etection system for ammonia, so the leak would continue until the plant staff made an inspection of the feed systems and recognized a drop in flow. Inspections are conducted every two hours.
The results of the Off-Site Consequence Analysis using RMP*Comp, indicated that the chlorine would travel less than 0.1 miles under the specified weather conditions in order to disperse in the atmosphere to the specified end point concentration. Within that radius of the Plant, an estimated 65 persons could potentially be affected. The ammonia would also travel less than 0.1 miles before dispersing to the specified end point concentration. This would also potentially affect approximately 65 persons. Maps of the area and a list of the types of receptors in the potential impact areas are provided in the Off-Site Impact Analysis Section.
Process Hazard Assessment
A process hazard assessment was performed on the chlorine and ammonia systems beginning with the unloading of the container and endi
ng with each chemical in solution. A checklist and a modified "What if" analysis were used. In the checklist analysis, general questions regarding the storage and use areas, as well as protocols associated with the management of the chlorine and ammonia systems, were answered. A copy of that checklist is included in this plan. Following the checklist, each valve, line, and piece of equipment in each system was assessed from the cylinder or tank to point of chemical injection using a system flow diagram. The valves and other points in the system where the chemical could be released are numbered on the flow diagram. The assessment is formatted in accordance with those numbers. Compliance with code requirements, potential failures, maintenance and inspection concerns, and standard operating procedures were reviewed for each point in the system. Comments are summarized in the Process Hazard Assessment section.
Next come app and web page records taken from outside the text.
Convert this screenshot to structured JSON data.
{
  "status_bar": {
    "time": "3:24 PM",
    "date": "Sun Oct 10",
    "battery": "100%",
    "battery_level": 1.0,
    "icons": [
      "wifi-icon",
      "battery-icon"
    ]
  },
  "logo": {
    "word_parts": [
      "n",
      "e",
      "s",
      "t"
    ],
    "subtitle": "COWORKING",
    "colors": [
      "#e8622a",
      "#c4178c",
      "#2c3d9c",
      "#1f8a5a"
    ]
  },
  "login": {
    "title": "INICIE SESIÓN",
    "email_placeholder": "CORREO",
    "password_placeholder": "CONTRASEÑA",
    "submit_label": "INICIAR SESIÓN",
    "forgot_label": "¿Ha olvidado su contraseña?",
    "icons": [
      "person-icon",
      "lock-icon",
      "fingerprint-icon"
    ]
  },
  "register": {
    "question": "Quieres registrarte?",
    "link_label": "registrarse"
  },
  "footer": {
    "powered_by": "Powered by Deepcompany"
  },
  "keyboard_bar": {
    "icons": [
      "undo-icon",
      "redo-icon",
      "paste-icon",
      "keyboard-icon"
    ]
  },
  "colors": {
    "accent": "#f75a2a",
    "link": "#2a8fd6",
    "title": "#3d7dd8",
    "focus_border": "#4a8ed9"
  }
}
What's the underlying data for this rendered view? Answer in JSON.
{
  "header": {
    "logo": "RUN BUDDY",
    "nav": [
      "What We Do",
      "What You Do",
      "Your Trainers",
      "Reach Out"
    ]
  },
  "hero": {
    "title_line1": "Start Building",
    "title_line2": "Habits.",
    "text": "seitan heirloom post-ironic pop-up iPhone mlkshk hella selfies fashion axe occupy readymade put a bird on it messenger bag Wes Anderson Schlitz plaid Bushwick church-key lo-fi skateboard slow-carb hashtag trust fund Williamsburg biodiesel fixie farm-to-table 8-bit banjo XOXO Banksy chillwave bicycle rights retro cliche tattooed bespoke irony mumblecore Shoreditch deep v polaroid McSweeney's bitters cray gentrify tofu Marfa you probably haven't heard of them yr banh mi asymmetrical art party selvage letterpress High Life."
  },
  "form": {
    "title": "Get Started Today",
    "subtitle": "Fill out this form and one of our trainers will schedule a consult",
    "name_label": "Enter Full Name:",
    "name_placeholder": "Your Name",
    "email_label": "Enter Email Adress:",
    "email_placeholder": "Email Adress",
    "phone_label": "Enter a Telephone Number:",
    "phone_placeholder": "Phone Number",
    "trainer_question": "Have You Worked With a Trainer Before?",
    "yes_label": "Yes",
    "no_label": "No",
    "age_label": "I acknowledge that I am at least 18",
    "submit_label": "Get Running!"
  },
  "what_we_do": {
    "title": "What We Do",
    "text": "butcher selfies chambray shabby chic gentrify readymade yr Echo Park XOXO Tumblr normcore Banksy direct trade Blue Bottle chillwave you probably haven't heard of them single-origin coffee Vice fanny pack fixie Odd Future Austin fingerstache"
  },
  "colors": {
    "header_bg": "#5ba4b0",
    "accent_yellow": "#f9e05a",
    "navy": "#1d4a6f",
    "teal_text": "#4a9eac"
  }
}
The Plant has an operation, maintenance and inspection
system designed to review each element of the chlorine and ammonia systems routinely. There are Operation and Maintenance manuals for each major piece of equipment, and personnel receive significant training before being allowed to work on the systems.
As each cylinder is changed, the valves and flexible whip connection of the chlorine system are tested for leaks. There are standard operating procedures (SOPs) for startup, shutdown, normal operation, and emergency operation of both systems. The SOPs are written and posted in the appropriate areas. Personnel are trained routinely on safety concerns and general operation procedures as well as emergency procedures. The chlorine system is equipped with chlorine detectors and alarms that indicate leaks.
Emergency Response Plan
Any response requiring entry in a dangerous atmosphere requiring Level A personal protection or use of a chlorine repair kit is to be managed by Haz-Mat Response Inc., an emergency response company located in
the Kansas City area. A complete copy of the Emergency Response Plan (Emergency Action Plan) is included.
The Plant has had no chlorine or ammonia releases in the past five years.